In the third (open wing) shot you can also see the white spot on the old P10 feather - a classic feature of 2nd-winter Caspian Gull if any confirmation was really needed.
In addition to this, yesterday's juvenile dropped back in mid-afternoon for 10 minutes or so allowing John some nice views to compare the bird to the surrounding juvenile Herring and Lesser Black-backed Gulls, as well as the couple of juvenile/1st-winter Yellow-legged Gulls we had observed earlier.

Despite the rain, a most rewarding afternoon.

Wednesday 17 August 2011

Juvenile Caspian Gull

Fresh juvenile Caspian Gulls are a pretty rare sight in Britain - most 1cy birds appear a little later on when they have undertaken quite a bit of moult. Today (17th), I had a stunning juvenile at my local gull mecca of Dogsthorpe Tip, Cambridgeshire. I've put a few photos below - click for larger versions:

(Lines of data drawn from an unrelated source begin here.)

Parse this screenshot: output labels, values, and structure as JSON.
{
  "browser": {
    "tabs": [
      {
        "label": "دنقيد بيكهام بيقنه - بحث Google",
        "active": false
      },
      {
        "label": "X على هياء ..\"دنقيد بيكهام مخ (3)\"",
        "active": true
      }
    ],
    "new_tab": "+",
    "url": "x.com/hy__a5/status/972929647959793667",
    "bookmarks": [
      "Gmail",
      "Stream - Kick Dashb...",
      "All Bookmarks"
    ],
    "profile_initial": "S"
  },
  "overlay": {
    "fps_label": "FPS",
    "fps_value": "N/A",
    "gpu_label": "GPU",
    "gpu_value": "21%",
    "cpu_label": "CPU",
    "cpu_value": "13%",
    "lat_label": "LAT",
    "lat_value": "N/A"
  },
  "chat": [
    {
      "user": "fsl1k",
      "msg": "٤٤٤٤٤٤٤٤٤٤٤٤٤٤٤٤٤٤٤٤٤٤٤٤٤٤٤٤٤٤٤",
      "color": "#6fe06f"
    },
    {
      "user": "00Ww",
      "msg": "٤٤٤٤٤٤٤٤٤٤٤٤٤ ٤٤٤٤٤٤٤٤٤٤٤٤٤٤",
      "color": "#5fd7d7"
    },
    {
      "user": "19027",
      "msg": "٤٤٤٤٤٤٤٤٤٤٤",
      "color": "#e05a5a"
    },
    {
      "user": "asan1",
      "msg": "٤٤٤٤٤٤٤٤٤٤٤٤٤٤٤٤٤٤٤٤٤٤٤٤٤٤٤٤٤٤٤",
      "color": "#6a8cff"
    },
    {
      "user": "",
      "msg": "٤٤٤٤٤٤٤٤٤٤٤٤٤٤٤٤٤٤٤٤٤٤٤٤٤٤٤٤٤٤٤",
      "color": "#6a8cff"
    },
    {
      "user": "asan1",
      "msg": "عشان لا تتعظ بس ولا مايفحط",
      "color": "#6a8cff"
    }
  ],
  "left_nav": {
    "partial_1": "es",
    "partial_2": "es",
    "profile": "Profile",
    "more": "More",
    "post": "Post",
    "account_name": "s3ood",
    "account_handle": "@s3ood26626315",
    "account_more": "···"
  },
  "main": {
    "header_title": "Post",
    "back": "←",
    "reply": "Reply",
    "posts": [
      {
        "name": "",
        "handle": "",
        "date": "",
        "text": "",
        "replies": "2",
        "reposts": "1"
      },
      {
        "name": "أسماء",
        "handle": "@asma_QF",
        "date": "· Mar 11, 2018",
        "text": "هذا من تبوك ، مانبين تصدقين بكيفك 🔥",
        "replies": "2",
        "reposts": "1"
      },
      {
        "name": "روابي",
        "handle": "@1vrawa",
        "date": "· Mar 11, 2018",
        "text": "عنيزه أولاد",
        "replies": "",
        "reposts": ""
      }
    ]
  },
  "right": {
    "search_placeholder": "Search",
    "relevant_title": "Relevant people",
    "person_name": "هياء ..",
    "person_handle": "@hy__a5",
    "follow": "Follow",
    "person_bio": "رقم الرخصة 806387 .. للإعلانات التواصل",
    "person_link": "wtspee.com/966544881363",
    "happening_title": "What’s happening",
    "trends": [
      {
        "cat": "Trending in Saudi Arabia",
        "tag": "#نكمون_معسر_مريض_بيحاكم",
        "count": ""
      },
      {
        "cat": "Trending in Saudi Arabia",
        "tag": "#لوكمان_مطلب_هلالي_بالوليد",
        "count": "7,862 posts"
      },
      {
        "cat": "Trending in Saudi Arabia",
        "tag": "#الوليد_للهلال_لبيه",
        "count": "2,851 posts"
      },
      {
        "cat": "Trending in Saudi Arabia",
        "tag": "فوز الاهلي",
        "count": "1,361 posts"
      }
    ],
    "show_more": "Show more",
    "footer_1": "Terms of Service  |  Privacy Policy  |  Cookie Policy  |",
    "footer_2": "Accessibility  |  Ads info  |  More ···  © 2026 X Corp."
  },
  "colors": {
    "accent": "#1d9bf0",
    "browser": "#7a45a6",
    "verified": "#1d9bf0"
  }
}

I think this is probably only the second juvenile I've seen, and definitely the freshest. Even at such a young age, a juvenile Caspian Gull is a wonderfully striking beast, as the images above illustrate.
In addition to the obvious structural features - ridiculously long legs, long parallel bill and long body giving a gangly, rangey appearance - the plumage is most striking. At rest, the remarkably pale (white) underparts are immediately apparent, particularly when viewed head-on. The tertials are plain and dark. In the final image (a composite of several videograbs), the underwing and upperwing patterns can be seen - unlike other juvenile gulls, the underwing is virtually white, even this early in the season. Note also the pale window in the inner primaries. The upperwing has a distinct and striking dark secondary bar. Although it can't be seen well, the tail possesses a dark and sharply-demarcated black band at the tip, although is predominately otherwise white with very limited flecking.

Brilliant bird!